### Exercise objective
Search the entries below for the word "true" and copy every line where it appears.

### Data shown

* * * * * * * * *

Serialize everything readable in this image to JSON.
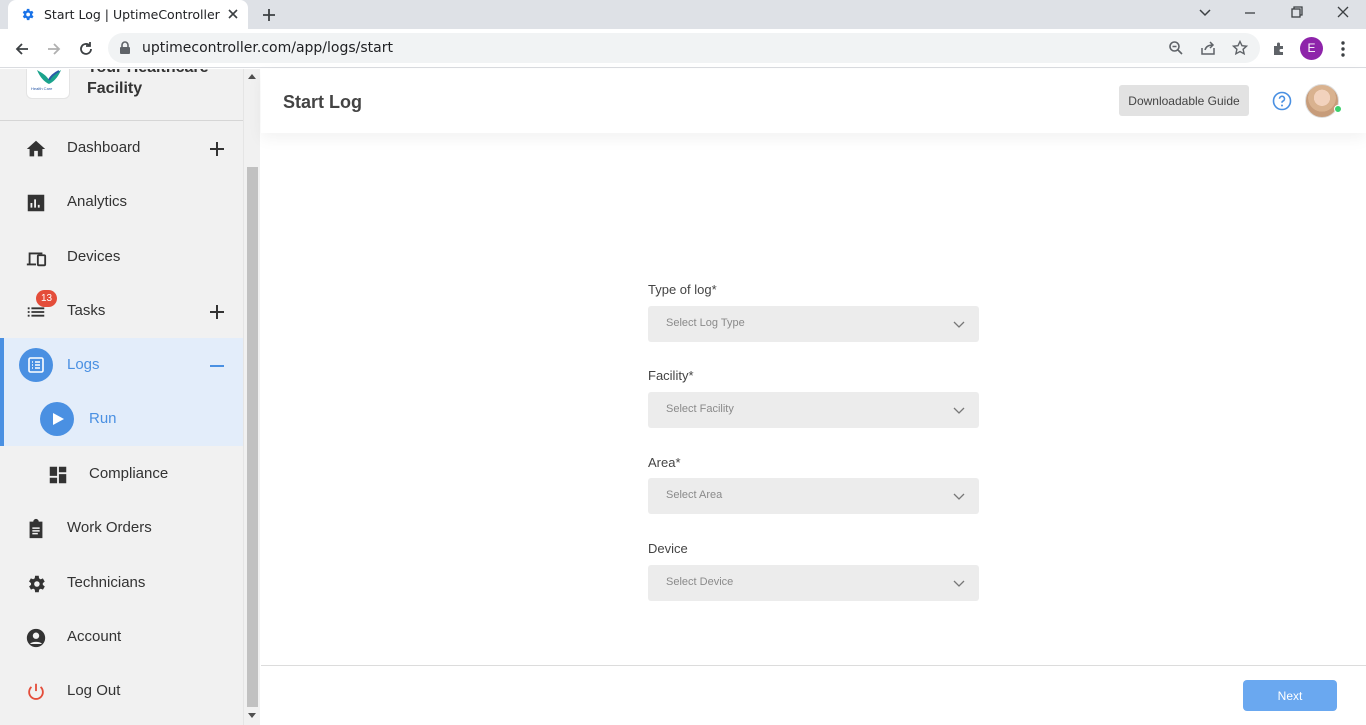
{
  "browser": {
    "tab_title": "Start Log | UptimeController",
    "url": "uptimecontroller.com/app/logs/start",
    "profile_initial": "E"
  },
  "sidebar": {
    "facility_name": "Your Healthcare Facility",
    "logo_text": "Health Care",
    "items": [
      {
        "label": "Dashboard",
        "icon": "home-icon",
        "action": "plus"
      },
      {
        "label": "Analytics",
        "icon": "analytics-icon"
      },
      {
        "label": "Devices",
        "icon": "devices-icon"
      },
      {
        "label": "Tasks",
        "icon": "list-icon",
        "action": "plus",
        "badge": "13"
      },
      {
        "label": "Logs",
        "icon": "logs-icon",
        "action": "minus",
        "active": true
      },
      {
        "label": "Run",
        "icon": "play-icon",
        "sub": true,
        "active": true
      },
      {
        "label": "Compliance",
        "icon": "dashboard-grid-icon",
        "sub": true
      },
      {
        "label": "Work Orders",
        "icon": "clipboard-icon"
      },
      {
        "label": "Technicians",
        "icon": "gear-icon"
      },
      {
        "label": "Account",
        "icon": "account-icon"
      },
      {
        "label": "Log Out",
        "icon": "power-icon"
      }
    ]
  },
  "header": {
    "title": "Start Log",
    "guide_button": "Downloadable Guide"
  },
  "form": {
    "fields": [
      {
        "label": "Type of log*",
        "placeholder": "Select Log Type"
      },
      {
        "label": "Facility*",
        "placeholder": "Select Facility"
      },
      {
        "label": "Area*",
        "placeholder": "Select Area"
      },
      {
        "label": "Device",
        "placeholder": "Select Device"
      }
    ],
    "next_button": "Next"
  },
  "colors": {
    "accent": "#4a90e2",
    "badge": "#e44d3a",
    "logout": "#e44d3a",
    "profile": "#8e24aa"
  }
}
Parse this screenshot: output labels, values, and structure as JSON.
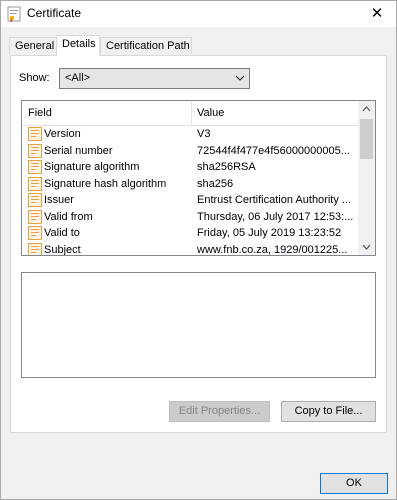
{
  "window": {
    "title": "Certificate",
    "close_glyph": "✕"
  },
  "tabs": [
    {
      "label": "General",
      "active": false
    },
    {
      "label": "Details",
      "active": true
    },
    {
      "label": "Certification Path",
      "active": false
    }
  ],
  "show": {
    "label": "Show:",
    "value": "<All>"
  },
  "list": {
    "columns": {
      "field": "Field",
      "value": "Value"
    },
    "rows": [
      {
        "field": "Version",
        "value": "V3"
      },
      {
        "field": "Serial number",
        "value": "72544f4f477e4f56000000005..."
      },
      {
        "field": "Signature algorithm",
        "value": "sha256RSA"
      },
      {
        "field": "Signature hash algorithm",
        "value": "sha256"
      },
      {
        "field": "Issuer",
        "value": "Entrust Certification Authority ..."
      },
      {
        "field": "Valid from",
        "value": "Thursday, 06 July 2017 12:53:..."
      },
      {
        "field": "Valid to",
        "value": "Friday, 05 July 2019 13:23:52"
      },
      {
        "field": "Subject",
        "value": "www.fnb.co.za, 1929/001225..."
      }
    ]
  },
  "buttons": {
    "edit_properties": "Edit Properties...",
    "copy_to_file": "Copy to File...",
    "ok": "OK"
  },
  "colors": {
    "accent": "#0078d7",
    "field_icon": "#e8a040"
  }
}
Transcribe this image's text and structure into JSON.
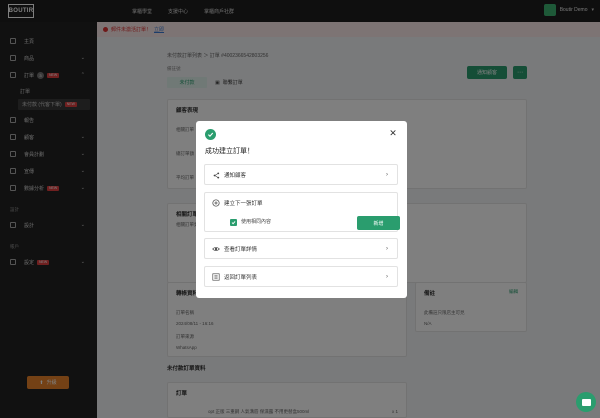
{
  "topbar": {
    "logo": "BOUTIR",
    "nav": [
      "掌櫃學堂",
      "支援中心",
      "掌櫃商戶社群"
    ],
    "store_name": "Boutir Demo"
  },
  "sidebar": {
    "items": [
      {
        "label": "主頁"
      },
      {
        "label": "商品"
      },
      {
        "label": "訂單",
        "count": "3",
        "badge": "NEW"
      },
      {
        "label": "報告"
      },
      {
        "label": "顧客"
      },
      {
        "label": "會員計劃"
      },
      {
        "label": "宣傳"
      },
      {
        "label": "數據分析",
        "badge": "NEW"
      },
      {
        "label": "設計"
      },
      {
        "label": "設定",
        "badge": "NEW"
      }
    ],
    "sub_items": [
      "訂單",
      "未付款 (代客下單)"
    ],
    "sub_badge": "NEW",
    "sections": [
      "設計",
      "帳戶"
    ],
    "upgrade_label": "升級"
  },
  "notice": {
    "text": "郵件未激活訂單！",
    "link": "立即"
  },
  "background": {
    "breadcrumb": "未付款訂單列表 ＞ 訂單 #4002366542803256",
    "sub_label": "備註號",
    "tab_active": "未付款",
    "tab_other": "聯繫訂單",
    "notify_button": "通知顧客",
    "card1_title": "顧客表現",
    "card1_rows": [
      "相關訂單",
      "總訂單額",
      "平均訂單"
    ],
    "card2_title": "相關訂單",
    "card2_text": "相關訂單資料",
    "info_title": "轉帳資料",
    "info_lines": [
      "訂單名稱",
      "2024/08/11 - 16:16",
      "訂單來源",
      "WhatsApp"
    ],
    "remark_title": "備註",
    "remark_edit": "編輯",
    "remark_text": "此備註只限店主可見",
    "remark_value": "N/A",
    "unpaid_section": "未付款訂單資料",
    "order_title": "訂單",
    "product_line": "opt 正版 三重鋼 人氣溝唇 保濕露 不用更替盒500ml",
    "product_qty": "x 1"
  },
  "modal": {
    "title": "成功建立訂單！",
    "option_notify": "通知顧客",
    "option_next": "建立下一張訂單",
    "checkbox_label": "使用相同內容",
    "new_button": "新增",
    "option_view": "查看訂單詳情",
    "option_back": "返回訂單列表"
  },
  "colors": {
    "accent": "#2a9d6e",
    "sidebar": "#222222",
    "upgrade": "#e8832a"
  }
}
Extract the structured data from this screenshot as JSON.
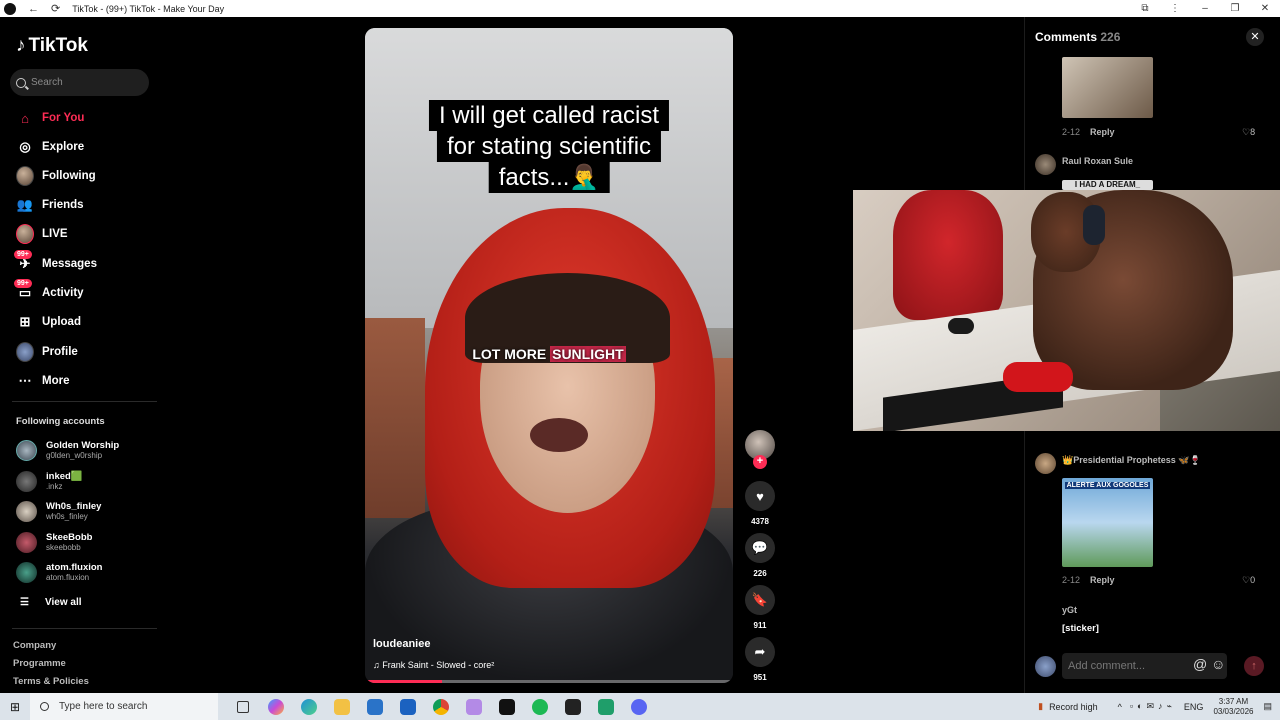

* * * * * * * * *

### Exercise answer
        "active": true
        "sub": true,
        "active": true
        "sub": true
      "active": true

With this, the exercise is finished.